2 Answers | Add Yours
I have to be honest with you and say that, while obviously symbolism is a key literary device used by Poe to great success in this wonderful story, I don't think that the seven rooms can be related to the seven deadly sins. What I think they do represent is the passing of time and the different stages of life. Seven is a key number - there are seven days in a week, and then we also have the seven stages of man. To my mind, at least, this symbolic meaning of the seven rooms is more important and fitting to the story than arguing that they represent the seven deadly sins. Remember the context of the story - we are presented with Prince Prospero and his revellers trying to lock out the Read Death, which could be said to represent death itself. They are trying to cheat time and death and live riotously for all time. The setting of this final party is richly symbolic, and thus each room could be said to represent a different stage of life rather than a sin. Of course, the final room, where Prospero finally meets his intruder, represents death, as is enforced by the black ebony clock, that represents the passing of time and the approaching final hour.
However, having said that - if you can argue your case convincingly, you go for it! That is one of the joys of Literature - if you can make what you think sound credible, there is no reason to say that you cannot prove that I am wrong and the symbolism of the rooms indicates the seven deadly sins.

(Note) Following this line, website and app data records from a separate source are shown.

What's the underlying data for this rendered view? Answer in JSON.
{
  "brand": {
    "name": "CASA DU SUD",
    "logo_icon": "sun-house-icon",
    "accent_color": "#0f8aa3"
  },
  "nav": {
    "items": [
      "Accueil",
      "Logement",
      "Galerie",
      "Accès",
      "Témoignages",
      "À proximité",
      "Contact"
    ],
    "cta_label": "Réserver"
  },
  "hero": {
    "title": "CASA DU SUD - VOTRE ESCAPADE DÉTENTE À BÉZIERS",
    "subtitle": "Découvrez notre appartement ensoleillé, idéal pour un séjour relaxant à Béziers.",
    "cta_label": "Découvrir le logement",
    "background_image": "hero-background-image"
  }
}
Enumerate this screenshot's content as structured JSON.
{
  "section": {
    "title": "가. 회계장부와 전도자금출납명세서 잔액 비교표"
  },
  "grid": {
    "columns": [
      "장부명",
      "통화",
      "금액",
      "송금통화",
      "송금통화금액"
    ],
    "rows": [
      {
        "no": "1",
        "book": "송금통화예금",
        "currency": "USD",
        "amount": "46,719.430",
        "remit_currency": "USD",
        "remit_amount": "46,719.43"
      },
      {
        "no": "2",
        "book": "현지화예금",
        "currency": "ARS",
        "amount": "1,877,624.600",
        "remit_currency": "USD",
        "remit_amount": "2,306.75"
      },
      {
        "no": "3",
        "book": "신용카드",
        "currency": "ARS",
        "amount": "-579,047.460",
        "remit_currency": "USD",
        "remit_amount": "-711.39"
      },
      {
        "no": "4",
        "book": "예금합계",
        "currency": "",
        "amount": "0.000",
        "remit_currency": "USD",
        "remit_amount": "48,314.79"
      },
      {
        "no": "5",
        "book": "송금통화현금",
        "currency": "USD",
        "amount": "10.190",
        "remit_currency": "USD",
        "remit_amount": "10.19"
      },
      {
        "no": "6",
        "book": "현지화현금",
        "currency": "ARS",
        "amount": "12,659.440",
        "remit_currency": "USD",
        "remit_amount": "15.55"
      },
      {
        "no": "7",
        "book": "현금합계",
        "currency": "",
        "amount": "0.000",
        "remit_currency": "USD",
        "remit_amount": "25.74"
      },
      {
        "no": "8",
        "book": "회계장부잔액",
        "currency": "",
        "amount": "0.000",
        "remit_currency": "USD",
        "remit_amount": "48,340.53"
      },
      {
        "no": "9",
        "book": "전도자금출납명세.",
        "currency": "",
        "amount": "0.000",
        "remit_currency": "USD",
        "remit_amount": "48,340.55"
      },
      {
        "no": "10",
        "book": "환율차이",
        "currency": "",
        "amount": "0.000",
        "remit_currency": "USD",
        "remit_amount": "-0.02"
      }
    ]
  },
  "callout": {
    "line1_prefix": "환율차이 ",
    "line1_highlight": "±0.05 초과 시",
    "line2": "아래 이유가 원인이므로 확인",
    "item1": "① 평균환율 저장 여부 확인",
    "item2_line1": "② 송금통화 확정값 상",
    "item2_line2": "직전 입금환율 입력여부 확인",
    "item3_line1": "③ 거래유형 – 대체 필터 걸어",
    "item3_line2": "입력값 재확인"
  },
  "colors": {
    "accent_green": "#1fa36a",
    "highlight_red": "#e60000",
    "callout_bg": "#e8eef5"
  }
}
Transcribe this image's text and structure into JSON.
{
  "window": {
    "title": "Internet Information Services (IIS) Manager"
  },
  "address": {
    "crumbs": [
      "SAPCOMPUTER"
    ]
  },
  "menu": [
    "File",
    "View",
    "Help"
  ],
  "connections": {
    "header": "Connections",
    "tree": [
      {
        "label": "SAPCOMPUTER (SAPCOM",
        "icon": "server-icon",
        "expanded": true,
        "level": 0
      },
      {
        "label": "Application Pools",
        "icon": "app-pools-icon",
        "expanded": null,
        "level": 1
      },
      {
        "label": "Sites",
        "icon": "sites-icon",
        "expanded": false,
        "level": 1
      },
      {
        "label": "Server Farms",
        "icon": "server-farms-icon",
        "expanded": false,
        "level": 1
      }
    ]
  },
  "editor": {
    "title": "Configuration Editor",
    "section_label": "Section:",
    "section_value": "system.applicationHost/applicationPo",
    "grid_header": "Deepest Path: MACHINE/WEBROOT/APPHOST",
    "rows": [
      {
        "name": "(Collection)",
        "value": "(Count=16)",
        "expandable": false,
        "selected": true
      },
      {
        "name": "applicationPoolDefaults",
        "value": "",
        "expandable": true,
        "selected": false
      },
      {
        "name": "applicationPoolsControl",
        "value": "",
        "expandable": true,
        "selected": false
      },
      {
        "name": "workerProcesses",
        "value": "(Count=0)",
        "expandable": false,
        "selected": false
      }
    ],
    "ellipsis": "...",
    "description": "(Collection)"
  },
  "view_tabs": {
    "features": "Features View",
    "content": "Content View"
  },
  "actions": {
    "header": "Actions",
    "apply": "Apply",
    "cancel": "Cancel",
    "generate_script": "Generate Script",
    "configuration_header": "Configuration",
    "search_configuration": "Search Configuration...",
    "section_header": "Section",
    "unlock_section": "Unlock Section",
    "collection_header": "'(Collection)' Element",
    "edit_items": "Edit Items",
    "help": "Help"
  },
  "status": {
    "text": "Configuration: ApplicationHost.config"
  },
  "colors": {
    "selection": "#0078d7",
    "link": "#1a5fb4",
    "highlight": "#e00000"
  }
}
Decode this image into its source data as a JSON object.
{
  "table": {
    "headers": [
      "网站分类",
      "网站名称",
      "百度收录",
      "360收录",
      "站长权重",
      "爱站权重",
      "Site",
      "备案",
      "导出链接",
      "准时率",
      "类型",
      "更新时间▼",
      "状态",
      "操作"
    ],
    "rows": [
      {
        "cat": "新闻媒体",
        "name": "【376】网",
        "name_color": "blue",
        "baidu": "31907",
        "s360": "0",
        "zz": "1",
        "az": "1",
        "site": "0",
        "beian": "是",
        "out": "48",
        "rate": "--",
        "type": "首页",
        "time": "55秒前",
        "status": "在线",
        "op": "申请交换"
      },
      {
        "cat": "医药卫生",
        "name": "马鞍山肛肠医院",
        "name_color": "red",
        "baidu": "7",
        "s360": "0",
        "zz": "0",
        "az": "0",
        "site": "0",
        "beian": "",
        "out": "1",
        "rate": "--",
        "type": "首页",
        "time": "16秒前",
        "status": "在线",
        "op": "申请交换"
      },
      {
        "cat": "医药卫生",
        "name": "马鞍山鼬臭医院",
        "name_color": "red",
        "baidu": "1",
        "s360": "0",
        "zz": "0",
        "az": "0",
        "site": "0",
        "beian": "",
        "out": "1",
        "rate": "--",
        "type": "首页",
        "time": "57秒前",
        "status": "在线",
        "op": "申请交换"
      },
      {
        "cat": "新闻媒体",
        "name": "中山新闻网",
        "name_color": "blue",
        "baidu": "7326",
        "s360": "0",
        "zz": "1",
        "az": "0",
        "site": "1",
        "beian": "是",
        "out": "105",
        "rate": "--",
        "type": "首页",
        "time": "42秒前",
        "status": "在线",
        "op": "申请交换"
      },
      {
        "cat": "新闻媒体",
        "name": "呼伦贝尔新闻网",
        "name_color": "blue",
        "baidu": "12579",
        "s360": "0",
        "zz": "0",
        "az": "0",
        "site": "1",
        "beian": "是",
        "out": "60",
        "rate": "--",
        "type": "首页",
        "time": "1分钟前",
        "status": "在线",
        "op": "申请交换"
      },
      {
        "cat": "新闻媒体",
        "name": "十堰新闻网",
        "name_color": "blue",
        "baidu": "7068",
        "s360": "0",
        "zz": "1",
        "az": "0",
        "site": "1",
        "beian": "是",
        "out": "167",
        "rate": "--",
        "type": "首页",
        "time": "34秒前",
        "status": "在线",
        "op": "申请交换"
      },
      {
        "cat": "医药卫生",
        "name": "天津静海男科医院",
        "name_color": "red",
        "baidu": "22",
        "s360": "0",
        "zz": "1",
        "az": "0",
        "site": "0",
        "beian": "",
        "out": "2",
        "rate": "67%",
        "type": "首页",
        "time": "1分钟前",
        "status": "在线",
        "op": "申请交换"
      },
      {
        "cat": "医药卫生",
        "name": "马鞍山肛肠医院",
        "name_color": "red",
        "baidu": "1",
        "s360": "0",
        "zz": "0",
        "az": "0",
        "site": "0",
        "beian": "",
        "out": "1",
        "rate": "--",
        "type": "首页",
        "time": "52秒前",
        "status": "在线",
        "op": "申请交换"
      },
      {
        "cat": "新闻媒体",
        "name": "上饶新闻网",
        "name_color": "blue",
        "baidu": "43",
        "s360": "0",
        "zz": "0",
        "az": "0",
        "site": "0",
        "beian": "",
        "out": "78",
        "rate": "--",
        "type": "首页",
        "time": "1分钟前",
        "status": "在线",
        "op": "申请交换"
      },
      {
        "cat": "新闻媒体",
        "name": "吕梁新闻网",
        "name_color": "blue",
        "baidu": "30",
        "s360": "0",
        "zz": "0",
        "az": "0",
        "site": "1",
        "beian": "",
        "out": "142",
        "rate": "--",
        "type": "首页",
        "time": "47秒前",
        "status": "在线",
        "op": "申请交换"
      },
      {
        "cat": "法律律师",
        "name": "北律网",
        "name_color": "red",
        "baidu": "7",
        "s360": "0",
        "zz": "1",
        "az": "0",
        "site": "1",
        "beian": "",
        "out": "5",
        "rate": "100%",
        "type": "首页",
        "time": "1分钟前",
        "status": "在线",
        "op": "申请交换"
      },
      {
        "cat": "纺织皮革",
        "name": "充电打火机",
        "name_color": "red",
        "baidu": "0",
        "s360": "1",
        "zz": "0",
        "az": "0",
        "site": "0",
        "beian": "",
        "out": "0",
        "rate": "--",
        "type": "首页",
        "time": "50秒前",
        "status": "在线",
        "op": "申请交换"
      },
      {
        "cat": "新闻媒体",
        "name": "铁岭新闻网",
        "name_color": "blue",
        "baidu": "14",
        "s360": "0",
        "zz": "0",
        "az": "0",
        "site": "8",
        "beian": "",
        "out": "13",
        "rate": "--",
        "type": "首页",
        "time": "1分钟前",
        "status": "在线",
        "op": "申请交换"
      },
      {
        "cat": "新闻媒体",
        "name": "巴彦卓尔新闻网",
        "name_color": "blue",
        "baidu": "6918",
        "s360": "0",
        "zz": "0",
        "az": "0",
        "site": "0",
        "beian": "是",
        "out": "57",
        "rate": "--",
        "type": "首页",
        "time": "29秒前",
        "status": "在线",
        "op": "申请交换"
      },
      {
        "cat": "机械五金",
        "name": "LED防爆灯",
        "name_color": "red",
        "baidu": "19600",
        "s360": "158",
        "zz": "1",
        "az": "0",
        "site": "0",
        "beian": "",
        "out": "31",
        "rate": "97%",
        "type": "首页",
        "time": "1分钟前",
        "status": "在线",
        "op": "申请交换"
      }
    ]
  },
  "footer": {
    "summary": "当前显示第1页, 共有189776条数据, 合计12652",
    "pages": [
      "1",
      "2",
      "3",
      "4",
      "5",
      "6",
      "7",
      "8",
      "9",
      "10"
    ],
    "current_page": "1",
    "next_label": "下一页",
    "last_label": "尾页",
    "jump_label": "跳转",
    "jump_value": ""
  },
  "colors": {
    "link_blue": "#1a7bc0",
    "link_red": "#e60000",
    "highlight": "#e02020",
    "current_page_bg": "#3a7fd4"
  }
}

each of the colors of the rooms represent a seven deadly sin. like the blue room would represent pride and the black room would represent sloth. you could also relate them to the seven stages of life. or you could combine both the seven deadly sins and the seven stages of life to the colors of the room. pride and birth would go with blue. sloth and death would go with black.
We’ve answered 319,850 questions. We can answer yours, too.Ask a question